  8. ^ McEachern, Allan (1991). Reasons for Judgement of the Honourable Chief Justice Allan McEachern [in the Gitksan-Wet'suwet'en Land Claims Case]. Indians of North America. Criminal Court Registry Office. p. 394. 
  9. ^ a b Cruikshank, Julie. The Social Life of Stories: Narrative and Knowledge in the Yukon Territory. (Lincoln: University of Nebraska Press, 1998), 64.
  10. ^ McEachern, Allan. Reasons for Judgement: Delgamuukw v. B.C. (Smithers: Supreme Court of British Columbia, 1991), 75.
  11. ^ Delgamuukw v. AGBC, supra, Transcript of the Proceeding on a Preliminary Jurisdictional Motion 12 September 1995, quoted in Bruce Clark, Justice in Paradise, McGill-Queen's University Press, Montreal and Kingston, 1999, pp. 365, 366, 367.
  12. ^ Hurley, Mary. "Aboriginal Title: The Supreme Court of Canada Decision in Delgamuukw v. BC". Library of Parliament. 
  13. ^ Mulgrew, Ian (June 5, 2017). "Busted! Begbie decision, Grand Chief cast pall over top judges' McEachern move". Vancouver Sun. Retrieved February 19, 2018. The Law Society of B.C. is removing icons of the province's first chief justice out of respect for First Nations while the top judges are installing a bust to honour an equally controversial legal figure. 
  14. ^ "Notable Cases in Aboriginal Law". Research guides: Aboriginal Law in Canada. University of Toronto. nd. Retrieved February 19, 2018. 
  15. ^ Bruce Clark, Justice in Paradise, McGill-Queens University Press, Montreal and Kingston, 1999.
  16. ^ Saul, J.R. (2008). A Fair Country : Telling truths about Canada. Toronto: Viking Canada. p. 338. ISBN 9780143168423. 
  17. ^ Richler, Noah (September 27, 2008). "Original - and aboriginal". The Globe and Mail. 
  18. ^ (1888) 14 Appeal Cases 46 (PC)
  19. ^ [1897] Appeal Cases 199 (PC).

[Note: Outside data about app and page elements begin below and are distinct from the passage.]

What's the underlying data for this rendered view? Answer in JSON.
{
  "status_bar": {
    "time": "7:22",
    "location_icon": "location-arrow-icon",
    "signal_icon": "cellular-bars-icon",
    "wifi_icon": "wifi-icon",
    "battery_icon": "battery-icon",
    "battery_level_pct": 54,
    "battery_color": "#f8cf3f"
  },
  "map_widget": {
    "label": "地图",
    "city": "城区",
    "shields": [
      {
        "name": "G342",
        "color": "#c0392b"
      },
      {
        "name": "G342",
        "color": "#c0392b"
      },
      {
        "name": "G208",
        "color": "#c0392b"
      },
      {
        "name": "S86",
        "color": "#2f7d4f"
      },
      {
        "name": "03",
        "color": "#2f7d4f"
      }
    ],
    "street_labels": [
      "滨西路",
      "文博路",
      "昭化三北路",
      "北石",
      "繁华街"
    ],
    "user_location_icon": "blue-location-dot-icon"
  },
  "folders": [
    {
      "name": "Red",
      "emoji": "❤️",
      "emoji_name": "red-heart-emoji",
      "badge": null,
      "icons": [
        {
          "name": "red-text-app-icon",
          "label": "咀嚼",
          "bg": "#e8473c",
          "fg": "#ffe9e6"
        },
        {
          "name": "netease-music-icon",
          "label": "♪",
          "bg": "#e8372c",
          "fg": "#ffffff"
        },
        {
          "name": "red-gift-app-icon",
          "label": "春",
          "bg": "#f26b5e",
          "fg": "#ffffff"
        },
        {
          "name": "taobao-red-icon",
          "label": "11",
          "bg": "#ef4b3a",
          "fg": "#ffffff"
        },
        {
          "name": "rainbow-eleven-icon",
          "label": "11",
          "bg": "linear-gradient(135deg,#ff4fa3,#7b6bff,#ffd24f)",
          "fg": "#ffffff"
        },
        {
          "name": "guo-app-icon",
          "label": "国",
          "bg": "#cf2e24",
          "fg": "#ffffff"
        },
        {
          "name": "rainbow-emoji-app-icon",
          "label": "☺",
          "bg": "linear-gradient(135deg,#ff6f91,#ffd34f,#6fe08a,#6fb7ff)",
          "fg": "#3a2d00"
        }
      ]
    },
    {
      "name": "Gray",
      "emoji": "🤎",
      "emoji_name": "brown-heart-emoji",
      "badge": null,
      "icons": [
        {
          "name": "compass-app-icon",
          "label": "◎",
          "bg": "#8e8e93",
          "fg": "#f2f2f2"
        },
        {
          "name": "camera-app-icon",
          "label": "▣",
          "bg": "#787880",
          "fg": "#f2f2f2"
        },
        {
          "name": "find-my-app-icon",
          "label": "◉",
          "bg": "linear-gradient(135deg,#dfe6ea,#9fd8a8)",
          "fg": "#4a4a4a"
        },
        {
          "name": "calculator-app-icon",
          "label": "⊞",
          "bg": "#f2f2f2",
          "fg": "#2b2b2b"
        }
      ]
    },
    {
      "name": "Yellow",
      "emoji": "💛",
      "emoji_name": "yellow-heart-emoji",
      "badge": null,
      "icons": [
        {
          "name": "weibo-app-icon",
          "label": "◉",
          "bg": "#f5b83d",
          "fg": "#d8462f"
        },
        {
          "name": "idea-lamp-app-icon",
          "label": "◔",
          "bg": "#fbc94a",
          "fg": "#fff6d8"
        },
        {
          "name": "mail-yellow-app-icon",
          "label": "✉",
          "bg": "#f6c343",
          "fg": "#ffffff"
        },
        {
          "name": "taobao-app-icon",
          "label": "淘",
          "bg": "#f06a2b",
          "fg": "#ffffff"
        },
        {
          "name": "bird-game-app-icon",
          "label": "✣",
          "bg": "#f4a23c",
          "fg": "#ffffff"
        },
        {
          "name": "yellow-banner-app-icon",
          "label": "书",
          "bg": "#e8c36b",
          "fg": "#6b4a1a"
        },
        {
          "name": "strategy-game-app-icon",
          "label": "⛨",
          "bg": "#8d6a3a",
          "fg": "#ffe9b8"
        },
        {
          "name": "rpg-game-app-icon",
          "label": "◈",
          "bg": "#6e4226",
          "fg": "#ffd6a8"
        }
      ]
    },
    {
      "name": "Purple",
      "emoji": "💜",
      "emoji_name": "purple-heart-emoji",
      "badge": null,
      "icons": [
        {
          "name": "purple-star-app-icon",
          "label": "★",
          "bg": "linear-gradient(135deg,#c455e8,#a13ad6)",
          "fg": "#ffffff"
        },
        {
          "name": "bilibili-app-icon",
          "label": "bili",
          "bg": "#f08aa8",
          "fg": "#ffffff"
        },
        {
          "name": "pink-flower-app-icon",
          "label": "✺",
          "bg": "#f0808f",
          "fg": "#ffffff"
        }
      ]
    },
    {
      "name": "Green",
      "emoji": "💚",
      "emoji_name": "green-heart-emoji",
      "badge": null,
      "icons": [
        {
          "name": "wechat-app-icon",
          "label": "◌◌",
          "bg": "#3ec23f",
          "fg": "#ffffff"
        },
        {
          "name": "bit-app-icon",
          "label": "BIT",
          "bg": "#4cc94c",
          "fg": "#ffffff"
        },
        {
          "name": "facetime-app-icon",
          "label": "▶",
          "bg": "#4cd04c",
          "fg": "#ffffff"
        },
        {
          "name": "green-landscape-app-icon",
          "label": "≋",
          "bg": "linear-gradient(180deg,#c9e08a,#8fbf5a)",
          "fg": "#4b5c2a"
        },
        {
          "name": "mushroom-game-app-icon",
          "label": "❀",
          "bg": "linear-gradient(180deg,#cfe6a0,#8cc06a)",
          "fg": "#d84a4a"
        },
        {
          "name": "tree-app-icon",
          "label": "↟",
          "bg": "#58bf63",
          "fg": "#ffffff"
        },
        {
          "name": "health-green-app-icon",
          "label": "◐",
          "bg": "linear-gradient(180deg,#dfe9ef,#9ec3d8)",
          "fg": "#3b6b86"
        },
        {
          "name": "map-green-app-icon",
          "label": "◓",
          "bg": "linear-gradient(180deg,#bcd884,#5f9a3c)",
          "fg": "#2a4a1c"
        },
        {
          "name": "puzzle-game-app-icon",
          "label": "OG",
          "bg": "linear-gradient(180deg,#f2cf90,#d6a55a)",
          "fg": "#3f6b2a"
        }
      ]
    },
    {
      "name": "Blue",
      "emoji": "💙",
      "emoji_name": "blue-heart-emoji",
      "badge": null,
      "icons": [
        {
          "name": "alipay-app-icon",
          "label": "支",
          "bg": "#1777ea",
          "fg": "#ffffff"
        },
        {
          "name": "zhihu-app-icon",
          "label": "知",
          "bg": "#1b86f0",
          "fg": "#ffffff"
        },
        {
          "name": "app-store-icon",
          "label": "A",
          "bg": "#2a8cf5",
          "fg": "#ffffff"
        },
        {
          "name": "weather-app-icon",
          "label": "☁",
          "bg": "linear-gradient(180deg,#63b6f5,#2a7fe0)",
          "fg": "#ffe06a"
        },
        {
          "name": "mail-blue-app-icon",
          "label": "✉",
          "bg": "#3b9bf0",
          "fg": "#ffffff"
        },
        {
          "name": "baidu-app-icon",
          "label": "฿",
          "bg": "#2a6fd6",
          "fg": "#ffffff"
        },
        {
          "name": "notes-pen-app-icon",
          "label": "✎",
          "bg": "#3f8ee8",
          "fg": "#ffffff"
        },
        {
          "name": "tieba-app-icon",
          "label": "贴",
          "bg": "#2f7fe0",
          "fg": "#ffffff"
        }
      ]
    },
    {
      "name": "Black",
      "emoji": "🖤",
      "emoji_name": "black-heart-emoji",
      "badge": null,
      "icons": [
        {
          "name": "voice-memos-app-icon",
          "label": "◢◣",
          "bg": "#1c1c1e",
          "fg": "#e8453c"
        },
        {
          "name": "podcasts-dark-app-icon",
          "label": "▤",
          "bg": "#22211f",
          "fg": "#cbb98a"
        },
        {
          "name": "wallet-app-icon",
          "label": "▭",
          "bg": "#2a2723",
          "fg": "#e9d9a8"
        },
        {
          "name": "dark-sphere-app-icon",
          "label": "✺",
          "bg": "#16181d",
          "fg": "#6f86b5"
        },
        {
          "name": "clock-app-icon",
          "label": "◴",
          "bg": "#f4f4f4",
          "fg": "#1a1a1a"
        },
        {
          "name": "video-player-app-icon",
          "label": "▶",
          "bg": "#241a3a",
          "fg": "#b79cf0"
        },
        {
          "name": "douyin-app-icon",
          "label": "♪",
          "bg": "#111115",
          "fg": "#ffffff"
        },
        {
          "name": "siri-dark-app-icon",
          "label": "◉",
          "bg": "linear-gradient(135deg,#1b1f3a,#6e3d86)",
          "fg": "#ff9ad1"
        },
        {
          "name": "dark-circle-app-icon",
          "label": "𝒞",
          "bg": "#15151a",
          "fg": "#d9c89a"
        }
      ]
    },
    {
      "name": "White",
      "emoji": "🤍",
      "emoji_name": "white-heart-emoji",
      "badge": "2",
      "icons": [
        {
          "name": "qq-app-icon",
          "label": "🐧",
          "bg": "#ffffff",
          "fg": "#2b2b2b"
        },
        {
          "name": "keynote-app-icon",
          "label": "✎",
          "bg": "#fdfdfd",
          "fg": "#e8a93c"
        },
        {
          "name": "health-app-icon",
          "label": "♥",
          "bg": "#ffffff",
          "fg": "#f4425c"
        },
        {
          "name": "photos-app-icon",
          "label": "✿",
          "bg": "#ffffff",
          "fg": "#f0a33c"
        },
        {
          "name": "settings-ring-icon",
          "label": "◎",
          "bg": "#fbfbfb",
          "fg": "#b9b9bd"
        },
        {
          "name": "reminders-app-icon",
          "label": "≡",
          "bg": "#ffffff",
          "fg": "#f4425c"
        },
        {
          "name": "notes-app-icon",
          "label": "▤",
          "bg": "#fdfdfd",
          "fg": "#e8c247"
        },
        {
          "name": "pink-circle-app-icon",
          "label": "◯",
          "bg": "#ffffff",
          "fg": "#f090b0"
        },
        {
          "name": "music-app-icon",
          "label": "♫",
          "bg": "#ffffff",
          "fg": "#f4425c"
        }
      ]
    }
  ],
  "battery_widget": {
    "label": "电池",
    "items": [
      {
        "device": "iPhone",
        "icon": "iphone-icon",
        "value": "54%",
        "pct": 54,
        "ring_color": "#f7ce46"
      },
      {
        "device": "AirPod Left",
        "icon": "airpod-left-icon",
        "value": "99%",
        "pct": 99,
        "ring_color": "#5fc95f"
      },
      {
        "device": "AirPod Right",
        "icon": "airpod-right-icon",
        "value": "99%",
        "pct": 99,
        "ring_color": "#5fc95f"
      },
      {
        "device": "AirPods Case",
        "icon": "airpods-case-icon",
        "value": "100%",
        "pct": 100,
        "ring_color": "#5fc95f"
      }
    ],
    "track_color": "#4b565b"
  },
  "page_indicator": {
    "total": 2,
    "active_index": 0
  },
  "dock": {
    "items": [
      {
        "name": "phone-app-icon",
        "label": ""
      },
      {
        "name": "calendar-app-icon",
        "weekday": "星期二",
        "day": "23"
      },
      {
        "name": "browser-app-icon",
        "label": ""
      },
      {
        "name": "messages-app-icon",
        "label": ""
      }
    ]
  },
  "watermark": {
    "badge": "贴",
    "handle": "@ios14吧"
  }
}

Further reading[edit]

  • Culhane, Dara (1998) The Pleasure of the Crown: Anthropology, Law, and First Nations. Burnaby, British Columbia: Talonbooks.
  • Daly, Richard (2005) Our Box Was Full: An Ethnography for the Delgamuukw Plaintiffs. Vancouver: UBC Press. page xviii
  • Fisher, Robin (1992) "Judging History: Reflections on the Reasons for Judgment in Delgamuukw vs. B.C." B.C. Studies, vol. 95, no. 43-54.
  • Gisday Wa and Delgam Uukw (1992) The Spirit in the Land: The Opening Statement of the Gitksan and Wet'suwet'en Hereditary Chiefs in the Supreme Court of British Columbia, 1987-1990. Gabriola, B.C.: Reflections.
  • Glavin, Terry (1990) A Death Feast in Dimlahamid. Vancouver: New Star Books.
  • Mills, Antonia C. (1994) Eagle Down Is Our Law: Witsuwit'en Law, Feasts, and Land Claims. Vancouver: University of British Columbia Press.
  • Mills, A. (2005) Hang on to these words' : Johnny David's Delgamuukw evidence. Toronto : University of Toronto Press pages 13–14
  • Monet, Don, and Ardythe Wilson (1992) Colonialism on Trial: Indigenous Land Rights and the Gitksan and Wet'suwet'en Sovereignty Case. Philadelphia: New Society Publishers.
  • Persky,S. (1998). Delgamuukw : the Supreme Court of Canada decision on Aboriginal title Vancouver: Greystone Books. pages 75-77
  • Roth, Christopher F. (2002) "Without Treaty, without Conquest: Indigenous Sovereignty in Post-Delgamuukw British Columbia." Wicazo Sa Review, vol. 17, no. 2, pp. 143–165.
  • Sterritt, Neil, et al. (1998) Tribal Boundaries in the Nass Watershed. Vancouver: U.B.C. Press.
  • McEachern, Allan. (1991) "Reasons for Judgement: Delgamuukw v. B.C." Smithers: Supreme Court of British Columbia.

External links[edit]